August 25, 2013
Father George Smiga
Tom Brokaw, who for years was the anchor on The NBC Nightly News, began his television career in a small station in Omaha, Nebraska. From there he went on to serve in Los Angeles and Washington, but his big break was when he was promoted to be the co-chair of The Today Show in New York City. From that time forward, his face had national coverage. It was plastered on billboards throughout the city. Brokaw became accustomed to people recognizing him on the street, coming up to congratulate him, and asking for his autograph.
His favorite story about this begins one day when he was browsing through Bloomingdale’s. He saw in the corner of his eye that a man was watching him. Brokaw knew the routine, and sure enough in a few minutes the man came forward, pointing his finger and saying, “Tom Brokaw. You’re Tom Brokaw, aren’t you?”
“Yes, I am,” said Brokaw.
“And you used to do the morning news on WKTV in Omaha, Nebraska.”
“Yes, I did,” said Brokaw, waiting for the congratulations that were soon to come.
“I knew it!” said the man, “I recognized you as soon as I saw you.” Then he paused and said, “Whatever happened to you?”
We would say that in this story Tom Brokaw was humbled. His view of himself and his fame was knocked down to size. It is this “knocking down to size” that we might first think of when we hear Jesus’ words in today’s Gospel: “The first will become last.” What Jesus is saying could indicate that when we are overly proud of our success, abilities, or talents, we can be prepared to be knocked down to size.
Now to understand Jesus’ words this way is certainly valid, but it is not complete. Jesus not only says that the first will become last, he also says that the last will become first. He does not only say that the exalted will be humbled, but also that the humbled will be exalted. So instead of spending our time today discussing the various ways that our pretensions need to be knocked down, it might be more profitable for us to ask, “What do we need to do in order to be built up?” To answer that question, we have to understand what Jesus means when he talks about being last and being humbled.
Humbling ourselves does not mean that we negate our value or that we disdain our abilities and talents. Humbling ourselves means that we accept the truth of who we are. Accepting that truth is always a balance. On one hand we are people of tremendous worth. We are made in the image of God. We have been saved by the blood of Christ. We have talents and abilities that we can use to serve others and build God’s kingdom. Through our baptism, we share in the very life of God. On the other hand, we are imperfect people. We are sometimes selfish and demanding. We want to have our own way, and we have fits when we do not get it. We make bad decisions and refuse to learn from them.
Living in the truth of who we are means that we must accept that we are both valuable and flawed, both holy and sinful, both generous and weak. It is only by accepting all of this that we find humility. It is only by accepting all that we are that we come to see what it means to live in the truth about ourselves. If knowing that truth means that we take the last place, that is exactly where Christ wants us to be.

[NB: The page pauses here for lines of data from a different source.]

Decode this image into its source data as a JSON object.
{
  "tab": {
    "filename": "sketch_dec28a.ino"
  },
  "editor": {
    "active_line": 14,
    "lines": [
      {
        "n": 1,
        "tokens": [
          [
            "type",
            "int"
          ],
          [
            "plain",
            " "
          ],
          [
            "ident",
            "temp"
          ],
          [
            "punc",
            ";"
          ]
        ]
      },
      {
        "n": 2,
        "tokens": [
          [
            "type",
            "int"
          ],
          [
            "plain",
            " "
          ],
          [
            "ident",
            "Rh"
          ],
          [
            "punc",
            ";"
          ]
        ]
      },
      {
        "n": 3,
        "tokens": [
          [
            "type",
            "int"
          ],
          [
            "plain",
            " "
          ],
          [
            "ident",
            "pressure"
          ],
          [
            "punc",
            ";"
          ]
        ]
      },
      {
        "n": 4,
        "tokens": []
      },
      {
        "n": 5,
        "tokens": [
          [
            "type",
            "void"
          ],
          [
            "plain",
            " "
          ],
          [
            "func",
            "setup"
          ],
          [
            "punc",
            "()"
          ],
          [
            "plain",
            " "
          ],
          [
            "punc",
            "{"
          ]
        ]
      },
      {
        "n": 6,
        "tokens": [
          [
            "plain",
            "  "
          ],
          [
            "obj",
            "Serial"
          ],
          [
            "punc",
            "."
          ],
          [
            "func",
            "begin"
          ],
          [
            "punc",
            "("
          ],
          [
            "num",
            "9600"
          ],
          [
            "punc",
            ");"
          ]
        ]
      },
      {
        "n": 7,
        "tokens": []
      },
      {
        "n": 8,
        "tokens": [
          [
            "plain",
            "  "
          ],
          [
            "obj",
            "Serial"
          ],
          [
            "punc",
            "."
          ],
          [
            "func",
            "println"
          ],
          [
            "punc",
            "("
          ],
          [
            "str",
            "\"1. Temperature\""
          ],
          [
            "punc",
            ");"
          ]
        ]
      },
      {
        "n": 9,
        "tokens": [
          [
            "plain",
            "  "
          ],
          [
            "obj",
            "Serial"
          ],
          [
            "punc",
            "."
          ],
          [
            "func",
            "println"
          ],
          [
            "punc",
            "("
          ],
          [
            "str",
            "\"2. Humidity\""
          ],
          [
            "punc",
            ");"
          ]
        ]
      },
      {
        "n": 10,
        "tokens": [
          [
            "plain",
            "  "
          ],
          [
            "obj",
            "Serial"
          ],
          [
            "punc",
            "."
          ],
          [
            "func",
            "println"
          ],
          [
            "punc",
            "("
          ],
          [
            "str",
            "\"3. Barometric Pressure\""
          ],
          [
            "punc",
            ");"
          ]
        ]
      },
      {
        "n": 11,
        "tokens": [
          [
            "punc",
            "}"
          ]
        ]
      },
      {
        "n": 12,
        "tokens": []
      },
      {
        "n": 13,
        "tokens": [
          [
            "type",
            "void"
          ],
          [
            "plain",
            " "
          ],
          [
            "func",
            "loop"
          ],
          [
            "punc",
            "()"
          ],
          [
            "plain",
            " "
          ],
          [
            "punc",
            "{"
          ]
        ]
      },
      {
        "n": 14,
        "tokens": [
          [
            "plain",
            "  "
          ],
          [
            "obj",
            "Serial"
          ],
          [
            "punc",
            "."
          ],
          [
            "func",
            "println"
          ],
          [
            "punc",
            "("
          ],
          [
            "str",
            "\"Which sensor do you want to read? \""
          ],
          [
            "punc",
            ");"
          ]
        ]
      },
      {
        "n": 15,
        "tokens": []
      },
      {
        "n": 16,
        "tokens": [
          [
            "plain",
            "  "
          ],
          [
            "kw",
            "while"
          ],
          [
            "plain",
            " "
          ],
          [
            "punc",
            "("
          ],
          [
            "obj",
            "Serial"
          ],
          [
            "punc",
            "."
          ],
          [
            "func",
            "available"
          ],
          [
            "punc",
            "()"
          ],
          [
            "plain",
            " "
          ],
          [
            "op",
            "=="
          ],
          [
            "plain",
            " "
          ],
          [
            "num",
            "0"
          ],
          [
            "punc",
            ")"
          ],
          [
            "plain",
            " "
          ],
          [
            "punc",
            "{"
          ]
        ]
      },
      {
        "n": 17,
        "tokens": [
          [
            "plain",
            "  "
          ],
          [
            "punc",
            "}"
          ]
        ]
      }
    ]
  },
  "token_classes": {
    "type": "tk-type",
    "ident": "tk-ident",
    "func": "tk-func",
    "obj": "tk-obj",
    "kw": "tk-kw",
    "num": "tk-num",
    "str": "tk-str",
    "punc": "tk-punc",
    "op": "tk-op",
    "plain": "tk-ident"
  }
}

So the next time you are introduced to someone, don’t fall over yourself trying to mention all of your accomplishments. What is really important will in time emerge. When your friend or your spouse surpasses you in some ability or achievement, don’t waste your time making excuses. Simply admit that he or she might have a talent that you do not possess. When you mess things up, don’t get angry with yourself. Apologize for the mistake and move on, owning your weakness but at the same time claiming your value as a person.
It is living in the truth of this balance that we achieve humility. Living humbly is living honestly. If living this way gains us the last place in the minds of some people, so be it. Because when we live our lives in the truth of who we are, we rise to the first place in the eyes of others and in the eyes of God.